━━━ Data extracts ━━━

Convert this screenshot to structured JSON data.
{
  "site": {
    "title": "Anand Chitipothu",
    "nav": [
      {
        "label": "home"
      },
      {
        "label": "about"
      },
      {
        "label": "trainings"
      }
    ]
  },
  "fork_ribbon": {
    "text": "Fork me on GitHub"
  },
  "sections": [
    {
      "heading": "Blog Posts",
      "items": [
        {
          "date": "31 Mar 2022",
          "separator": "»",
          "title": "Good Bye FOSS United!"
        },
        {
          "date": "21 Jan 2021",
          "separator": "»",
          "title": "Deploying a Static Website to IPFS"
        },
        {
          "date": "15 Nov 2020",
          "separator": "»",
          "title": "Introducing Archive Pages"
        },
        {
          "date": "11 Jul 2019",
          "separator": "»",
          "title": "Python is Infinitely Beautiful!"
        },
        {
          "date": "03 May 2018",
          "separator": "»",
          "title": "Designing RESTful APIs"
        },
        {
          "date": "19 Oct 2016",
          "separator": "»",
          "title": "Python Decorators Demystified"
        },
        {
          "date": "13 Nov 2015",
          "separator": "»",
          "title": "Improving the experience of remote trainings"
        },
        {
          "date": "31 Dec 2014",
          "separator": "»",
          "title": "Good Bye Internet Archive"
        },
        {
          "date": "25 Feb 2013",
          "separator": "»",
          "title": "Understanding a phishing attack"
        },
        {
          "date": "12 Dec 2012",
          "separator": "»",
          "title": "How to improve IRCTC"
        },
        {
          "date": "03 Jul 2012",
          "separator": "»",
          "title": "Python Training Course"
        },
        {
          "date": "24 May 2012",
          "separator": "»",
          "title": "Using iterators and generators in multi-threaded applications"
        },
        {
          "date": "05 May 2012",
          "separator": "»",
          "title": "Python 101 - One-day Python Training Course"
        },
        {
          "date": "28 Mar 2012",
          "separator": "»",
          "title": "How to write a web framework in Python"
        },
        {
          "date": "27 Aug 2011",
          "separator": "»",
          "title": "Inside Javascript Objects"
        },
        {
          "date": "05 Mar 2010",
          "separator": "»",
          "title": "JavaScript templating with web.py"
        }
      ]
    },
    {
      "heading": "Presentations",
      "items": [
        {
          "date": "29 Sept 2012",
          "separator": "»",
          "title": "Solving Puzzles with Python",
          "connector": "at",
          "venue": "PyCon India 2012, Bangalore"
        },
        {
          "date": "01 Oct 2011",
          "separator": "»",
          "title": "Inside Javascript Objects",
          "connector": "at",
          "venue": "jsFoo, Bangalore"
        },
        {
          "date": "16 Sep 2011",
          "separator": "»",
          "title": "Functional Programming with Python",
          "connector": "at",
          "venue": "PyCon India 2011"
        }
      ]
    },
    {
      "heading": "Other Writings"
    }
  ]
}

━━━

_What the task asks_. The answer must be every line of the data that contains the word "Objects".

_Solution to the exercise_.
          "title": "Inside Javascript Objects"
          "title": "Inside Javascript Objects",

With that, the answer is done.